Now, before the conclusion is drawn that the devs in question where out of touch…consider this. When this particular generation of developers went through university they may have started coding in Pascal (as I did), but more likely started in Java or C++…they also didn’t have virutalization in their lives until the mid to late 2000’s…When they where writing code for projects it wasn’t being uploaded and run off AWS based instances or anything to do with Cloud.

We live in a “legacy” world today because the generation of coders that create and produce the applications we consume today know about how best to exploit the tools they learnt with…There will be a shift…and I believe a dramatic one to 3rd platform apps when the current generation of university students graduate and get out in to the world and start to develop and create applications based on what they know best.

So yes, lets be aware of containers and ensure we are ready to host and consume 3rd Platform apps…but lets not go nuts and say that the current way we consume IT services and applications is dead and will be going away anytime too soon…

VMware Photon: vCloud Air Network Deployment

This week VMware announced information around their Cloud Native Apps strategy…VMware Photon and Lightwave are aimed at the ever growing Container market with VMware open sourcing their own lightweight Linux Microservice Server released as Photon.

Photon provides the following benefits:

  • Support for the most popular Linux container formats including Docker, rkt, and Garden from Pivotal
  • Minimal footprint (approximately 300MB), to provide an efficient environment for running containers
  • Seamless migration of container workloads from development to production
  • All the security, management, and orchestration benefits already provided with vSphere offering system administrators with operational simplicity

Photon is optimized for vSphere and vCloud Air …and by extension vCloud Air Network Service Provider platforms. I wanted to be able to offer Photon pretty much right away for ZettaGrid clients so I went about downloading the Tech Preview and created a shared Catalog vApp that can be deployed on any of ZettaGrid’s three Availability Zones.

In the video below I go through deployment of the vApp from the ZettaGrid Public Catalog, setup and run the nginx Docker container app example on the Photon VM and configure the networking using the MyAccount Portal in combination with the vCloud Director UI.

Requirements:

  • vCloud Air Network Account Details (ZettaGrid used in example)
  • Virtual Datacenter with at least 500MB of vRAM and 20GB of available storage
  • DHCP Configured on the Edge Device (VSE in this case)
  • A Spare IP Address to publish the nginx web server.

Video Walk through:



So there you go…Photon is good to go and hopefully we can start to see an uptake of Container Based workloads running on vCloud Air and Air Network Platforms.
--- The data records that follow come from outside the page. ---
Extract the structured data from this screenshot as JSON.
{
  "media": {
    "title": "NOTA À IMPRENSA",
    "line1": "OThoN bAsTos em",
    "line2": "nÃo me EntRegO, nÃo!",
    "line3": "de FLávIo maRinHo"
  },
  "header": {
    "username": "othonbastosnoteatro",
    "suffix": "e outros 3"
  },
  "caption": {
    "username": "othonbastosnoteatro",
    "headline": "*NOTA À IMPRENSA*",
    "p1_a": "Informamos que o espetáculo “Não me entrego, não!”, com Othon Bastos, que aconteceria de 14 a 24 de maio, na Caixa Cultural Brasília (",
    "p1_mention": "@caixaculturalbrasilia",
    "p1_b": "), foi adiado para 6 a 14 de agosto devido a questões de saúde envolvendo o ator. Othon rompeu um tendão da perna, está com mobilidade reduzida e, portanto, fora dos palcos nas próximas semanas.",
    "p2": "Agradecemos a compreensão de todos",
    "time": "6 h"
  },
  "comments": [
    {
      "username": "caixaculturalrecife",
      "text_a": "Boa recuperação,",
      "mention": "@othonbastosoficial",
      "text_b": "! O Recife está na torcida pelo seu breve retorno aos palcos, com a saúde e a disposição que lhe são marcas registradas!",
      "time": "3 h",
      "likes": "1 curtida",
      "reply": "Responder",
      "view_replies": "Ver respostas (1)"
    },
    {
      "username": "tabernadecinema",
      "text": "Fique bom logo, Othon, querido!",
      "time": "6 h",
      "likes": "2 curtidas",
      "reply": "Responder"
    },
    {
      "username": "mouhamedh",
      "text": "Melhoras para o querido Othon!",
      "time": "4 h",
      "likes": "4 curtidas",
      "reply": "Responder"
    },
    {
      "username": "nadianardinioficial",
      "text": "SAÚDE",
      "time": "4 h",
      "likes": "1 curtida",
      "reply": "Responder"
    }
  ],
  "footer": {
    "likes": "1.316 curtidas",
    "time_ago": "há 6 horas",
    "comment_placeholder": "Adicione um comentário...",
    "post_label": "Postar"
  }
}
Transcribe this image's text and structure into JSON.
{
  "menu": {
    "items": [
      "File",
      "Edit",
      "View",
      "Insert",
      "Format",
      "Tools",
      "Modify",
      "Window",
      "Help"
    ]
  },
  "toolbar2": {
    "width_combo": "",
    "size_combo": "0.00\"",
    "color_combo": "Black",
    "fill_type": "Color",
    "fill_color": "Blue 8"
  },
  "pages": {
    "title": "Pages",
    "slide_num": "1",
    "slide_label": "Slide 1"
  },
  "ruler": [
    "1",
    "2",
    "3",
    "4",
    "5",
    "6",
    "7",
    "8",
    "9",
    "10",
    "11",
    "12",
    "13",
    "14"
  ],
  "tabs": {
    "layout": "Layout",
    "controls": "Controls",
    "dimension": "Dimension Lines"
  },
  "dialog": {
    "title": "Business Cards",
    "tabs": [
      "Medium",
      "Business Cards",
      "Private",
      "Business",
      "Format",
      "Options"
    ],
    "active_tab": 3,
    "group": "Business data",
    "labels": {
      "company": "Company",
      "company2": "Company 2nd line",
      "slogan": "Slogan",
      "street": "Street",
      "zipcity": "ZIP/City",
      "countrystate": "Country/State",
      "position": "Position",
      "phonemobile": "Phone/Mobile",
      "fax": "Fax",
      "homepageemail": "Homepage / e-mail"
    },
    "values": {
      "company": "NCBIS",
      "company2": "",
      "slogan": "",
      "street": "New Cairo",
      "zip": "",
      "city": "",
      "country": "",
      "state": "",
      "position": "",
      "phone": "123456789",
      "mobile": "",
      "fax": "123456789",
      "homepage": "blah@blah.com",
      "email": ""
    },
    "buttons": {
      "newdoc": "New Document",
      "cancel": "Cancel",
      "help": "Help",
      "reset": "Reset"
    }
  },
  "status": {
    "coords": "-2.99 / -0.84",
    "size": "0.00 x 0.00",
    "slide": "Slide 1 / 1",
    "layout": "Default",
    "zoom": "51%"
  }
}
Looking forward to what’s to come in this space!

Further Reading:

http://www.vmware.com/company/news/releases/vmw-newsfeed/VMware-Introduces-New-Open-Source-Projects-to-Accelerate-Enterprise-Adoption-of-Cloud-Native-Applications/1943792

http://www.theregister.co.uk/2015/04/20/vmware_rolls_its_own_linux_for_microservices_stack/

http://www.virtuallyghetto.com/2015/04/collection-of-vmware-project-photon-lightwave-resourceslinks.html